## WHAT IS REQUIRED
Would you please return the data below verbatim, without its pictures?

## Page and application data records

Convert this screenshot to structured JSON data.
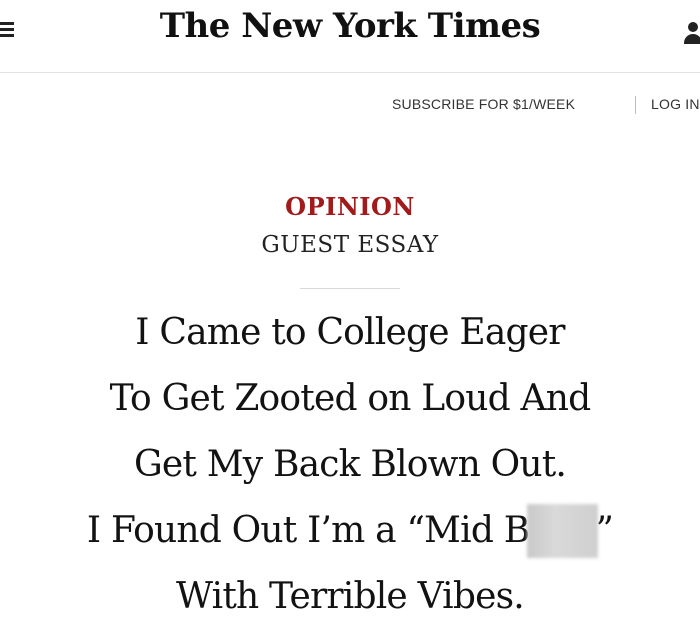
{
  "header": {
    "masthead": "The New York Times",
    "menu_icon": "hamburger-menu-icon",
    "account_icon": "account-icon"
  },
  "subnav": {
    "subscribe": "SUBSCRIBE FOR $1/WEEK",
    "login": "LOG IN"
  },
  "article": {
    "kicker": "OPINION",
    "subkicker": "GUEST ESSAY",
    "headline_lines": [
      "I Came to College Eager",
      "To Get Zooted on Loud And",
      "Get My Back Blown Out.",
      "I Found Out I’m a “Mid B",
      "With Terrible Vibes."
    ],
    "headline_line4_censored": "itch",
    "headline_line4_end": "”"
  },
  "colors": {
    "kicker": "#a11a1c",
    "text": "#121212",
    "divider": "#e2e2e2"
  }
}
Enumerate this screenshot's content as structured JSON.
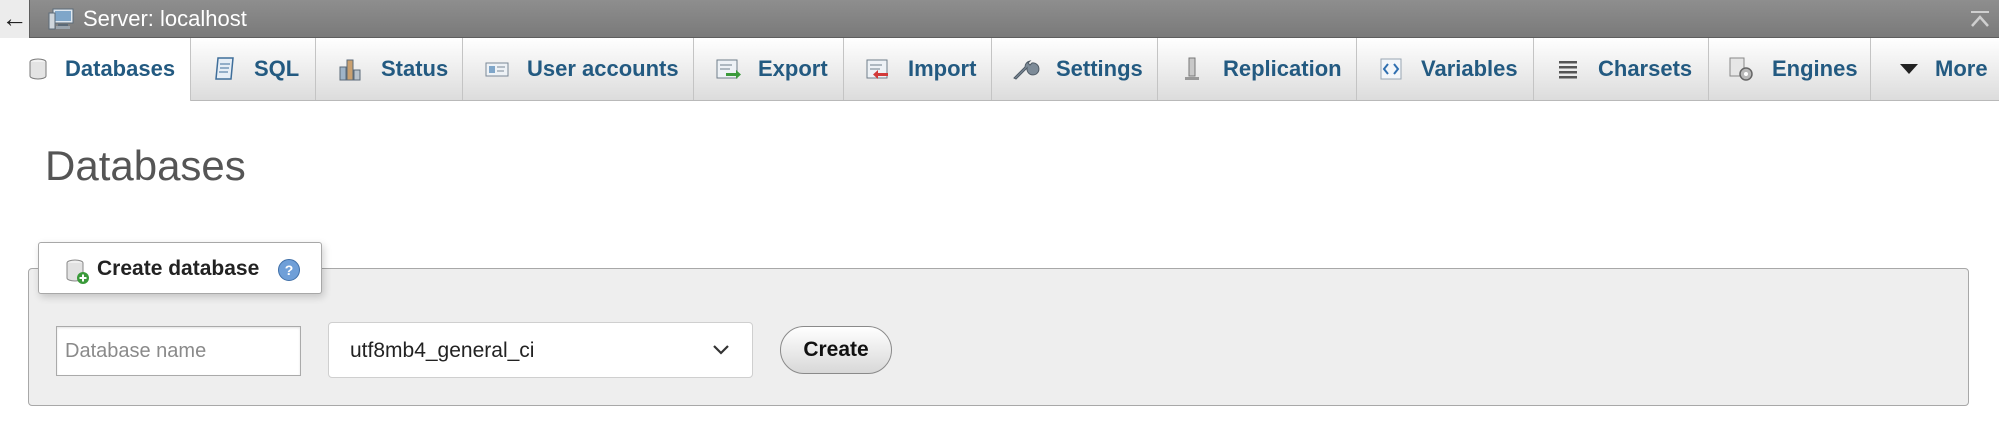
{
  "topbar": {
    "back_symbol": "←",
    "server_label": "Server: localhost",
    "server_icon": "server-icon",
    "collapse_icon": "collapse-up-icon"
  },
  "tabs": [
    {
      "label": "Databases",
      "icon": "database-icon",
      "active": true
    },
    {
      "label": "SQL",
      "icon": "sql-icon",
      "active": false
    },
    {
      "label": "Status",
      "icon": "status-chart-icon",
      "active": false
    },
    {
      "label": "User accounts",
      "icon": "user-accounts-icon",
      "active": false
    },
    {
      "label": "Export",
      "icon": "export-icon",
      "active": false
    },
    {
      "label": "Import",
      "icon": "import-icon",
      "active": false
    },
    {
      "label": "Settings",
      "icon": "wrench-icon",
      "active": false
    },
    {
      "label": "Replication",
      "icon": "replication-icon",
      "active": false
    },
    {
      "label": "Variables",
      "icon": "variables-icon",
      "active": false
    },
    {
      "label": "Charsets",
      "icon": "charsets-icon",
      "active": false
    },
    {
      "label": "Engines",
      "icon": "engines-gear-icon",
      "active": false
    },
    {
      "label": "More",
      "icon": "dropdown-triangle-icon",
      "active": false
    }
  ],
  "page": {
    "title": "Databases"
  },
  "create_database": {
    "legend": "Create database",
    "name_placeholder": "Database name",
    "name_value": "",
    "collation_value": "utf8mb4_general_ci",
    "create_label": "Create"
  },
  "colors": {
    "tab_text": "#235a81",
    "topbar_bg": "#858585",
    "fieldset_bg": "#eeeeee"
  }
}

## SOLUTION FOR THIS PROBLEM
Convert this screenshot to structured JSON data.
{
  "header": {
    "masthead": "The New York Times",
    "menu_icon": "hamburger-menu-icon",
    "account_icon": "account-icon"
  },
  "subnav": {
    "subscribe": "SUBSCRIBE FOR $1/WEEK",
    "login": "LOG IN"
  },
  "article": {
    "kicker": "OPINION",
    "subkicker": "GUEST ESSAY",
    "headline_lines": [
      "I Came to College Eager",
      "To Get Zooted on Loud And",
      "Get My Back Blown Out.",
      "I Found Out I’m a “Mid B",
      "With Terrible Vibes."
    ],
    "headline_line4_censored": "itch",
    "headline_line4_end": "”"
  },
  "colors": {
    "kicker": "#a11a1c",
    "text": "#121212",
    "divider": "#e2e2e2"
  }
}
Enumerate this screenshot's content as structured JSON.
{
  "topbar": {
    "back_symbol": "←",
    "server_label": "Server: localhost",
    "server_icon": "server-icon",
    "collapse_icon": "collapse-up-icon"
  },
  "tabs": [
    {
      "label": "Databases",
      "icon": "database-icon",
      "active": true
    },
    {
      "label": "SQL",
      "icon": "sql-icon",
      "active": false
    },
    {
      "label": "Status",
      "icon": "status-chart-icon",
      "active": false
    },
    {
      "label": "User accounts",
      "icon": "user-accounts-icon",
      "active": false
    },
    {
      "label": "Export",
      "icon": "export-icon",
      "active": false
    },
    {
      "label": "Import",
      "icon": "import-icon",
      "active": false
    },
    {
      "label": "Settings",
      "icon": "wrench-icon",
      "active": false
    },
    {
      "label": "Replication",
      "icon": "replication-icon",
      "active": false
    },
    {
      "label": "Variables",
      "icon": "variables-icon",
      "active": false
    },
    {
      "label": "Charsets",
      "icon": "charsets-icon",
      "active": false
    },
    {
      "label": "Engines",
      "icon": "engines-gear-icon",
      "active": false
    },
    {
      "label": "More",
      "icon": "dropdown-triangle-icon",
      "active": false
    }
  ],
  "page": {
    "title": "Databases"
  },
  "create_database": {
    "legend": "Create database",
    "name_placeholder": "Database name",
    "name_value": "",
    "collation_value": "utf8mb4_general_ci",
    "create_label": "Create"
  },
  "colors": {
    "tab_text": "#235a81",
    "topbar_bg": "#858585",
    "fieldset_bg": "#eeeeee"
  }
}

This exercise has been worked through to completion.